Ukraine’s nuclear power plants suffer from a severe lack of cash, because their customers are not paying their bills. So far in 1997, the customers have only paid six percent of consumed electricity. Thus, payments in the new deal with Russia will be done by barter of food and metals, in addition to some cash.
On November 20, an international donor-nations conference in New York will debate the funding of a new sarcophagus to be built over the ruined 4th reactor at Chernobyl Nuclear Power Plant, as well as a plan to close down the remaining three reactors at the infamous plant. Delegates from 50 nations will participate, with Ukrainian President Leonid Kuchma and US Vice President Albert Gore in chair.
The new sarcophagus will cost a total of USD 750 million. So far, the G-7 countries reached an agreement at the "Summit of the Eight" meeting in Denver in June, granting USD 300 million to the project. The European Commission is examining the possibility to grant USD 100 million, while the European Bank for Reconstruction and Development also has provided some money. Even the Czech Republic has offered Ukraine USD 50,000 to upgrade the sarcophagus. Ukraine itself will co-fund the construction with USD 50 million, and cover the USD 100 million needed to service the shelter facility in the course of seven years.
The existing sarcophagus, which was set up after the 1986 disaster, is in very poor condition. Secretary of Ukraine’s National Security and Defence Council, Volodymyr Horbulin, said to news agancy Interfax that the thorniest technical problem is to remove some 180 tons of waste nuclear fuel from under the current sarcophagus. There exists no technology or equipment at present which could accomplish this.
–The situation at the sarcophagus is not a purely Ukrainian problem, but rather of international character, emphasised Horbulin. At the same time, the Ukrainian nuclear safety inspectorate reported failings in management and safety measures at the operating part of the plant. After a two-week inspection of the operating unit 3, they particularly pointed at violations of personnel radiation protection requirements. Another inspection, conducted by the World Association of Nuclear Operators (WANO), found equipment flaws, inadequate protection against fire and sloppy maintenance at the reactor. Even poor welds on coolant pipes have been reported.
Close-down at Chernobyl

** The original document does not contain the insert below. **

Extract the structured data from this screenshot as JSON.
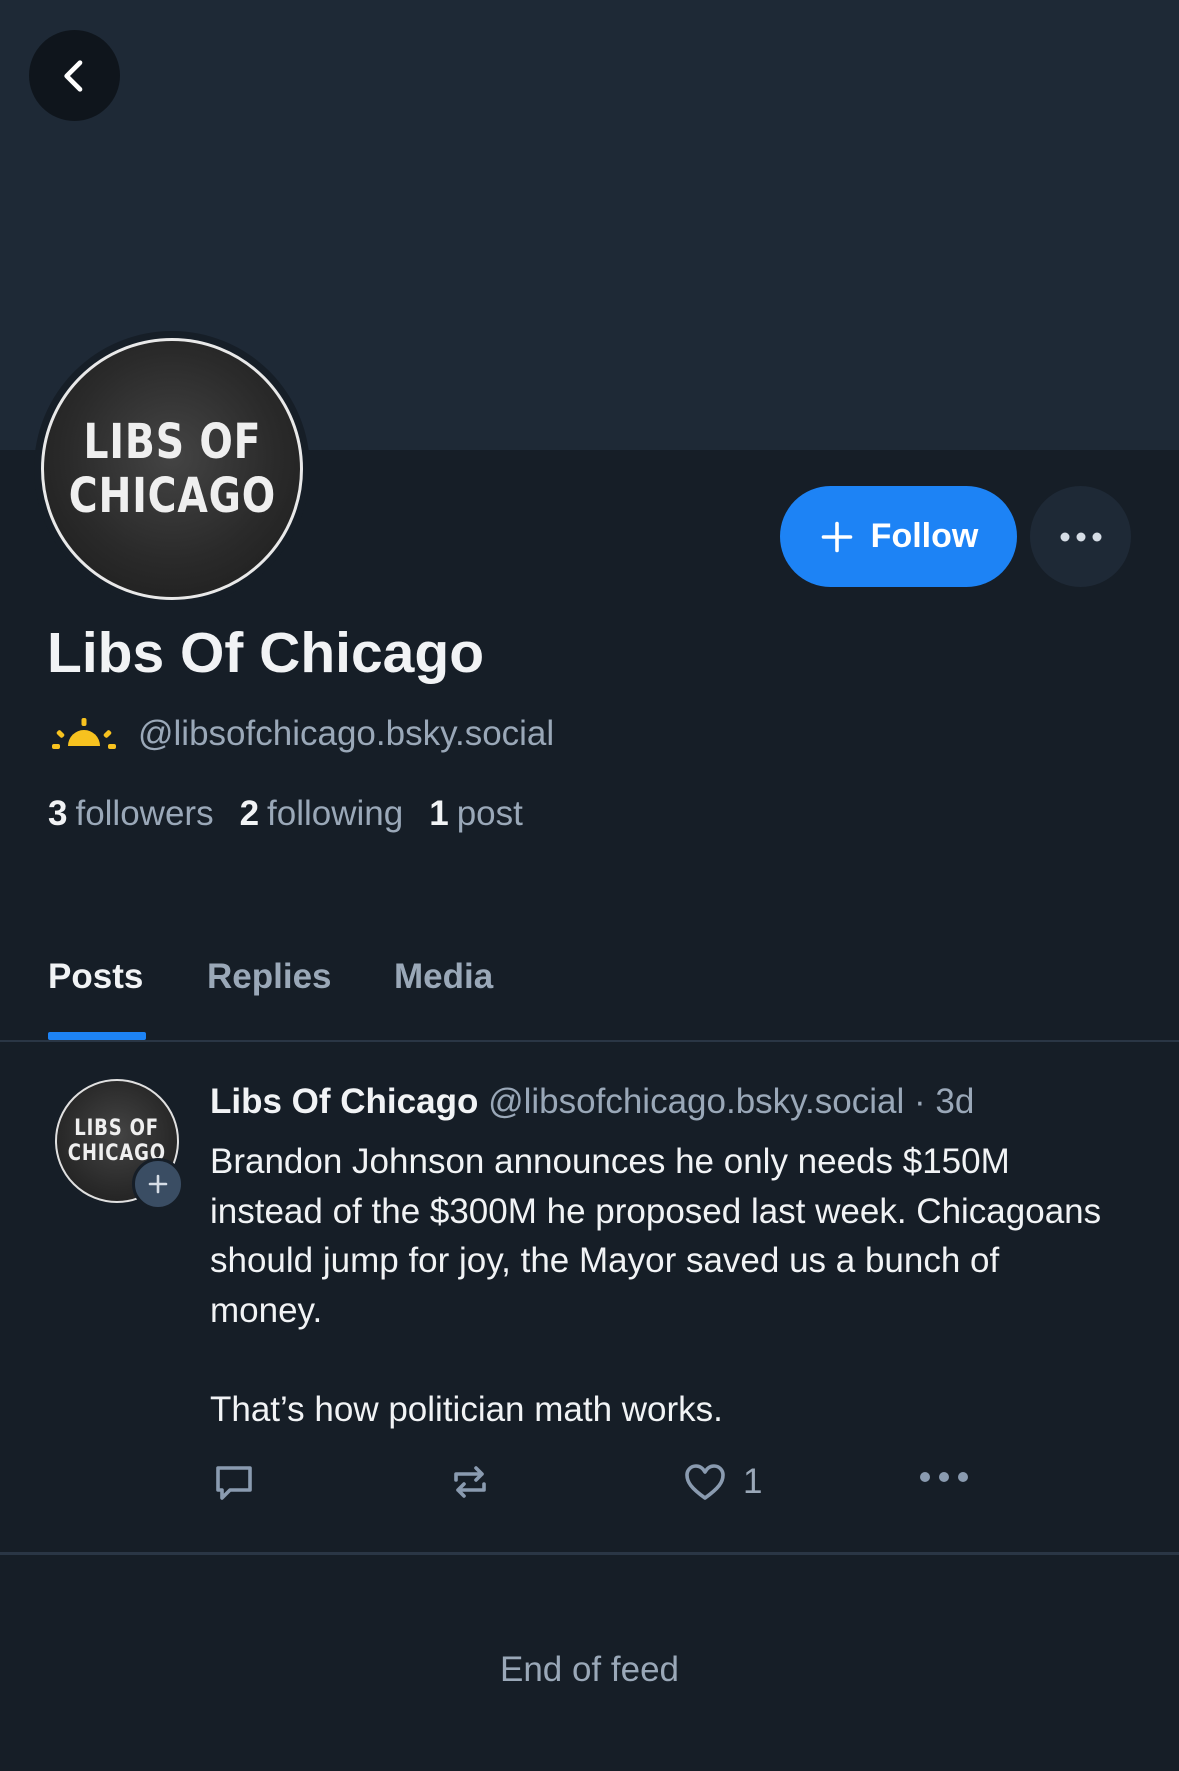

Ukraine’s president Leonid Kuchma has promised to close down the operating reactors (RBMK) at Chernobyl by the year 2000. This promise, however, is not unconditional, and Western aid is among the conditions. –If the terms of the Chernobyl shut-down program are not met, we may decide on upgrading the third power unit for an additional operational period of another 10-15 years, Minister of Environment and Nuclear safety, Yuri Kostenko, told Interfax this Monday.
Among the issues to be discussed by donor countries on November 20, is how to compensate for the loss of power-producing capacity when the Chernobyl plant is closed down.
Existing plans call for two new VVER-1000 reactors to be built, at Khmelnitsky and Rovno nuclear power plants. Construction works on these two reactors were started in the mid-eighties, but were halted after the Chernobyl accident and the collapse of the Soviet Union.
On November 14, Ukrainian President Leonid Kuchma and Russian First Deputy Prime Minister Anatoly Chubais discussed possible Russian participation in the construction of the two new power reactors. The VVER-1000 reactors is of Russian design, and 75 % of the parts are produced in Russia. The European Bank for Reconstruction and Development has said they would help finance these projects, as part of the deal to close down Chernobyl Nuclear Power Plant by the year 2000.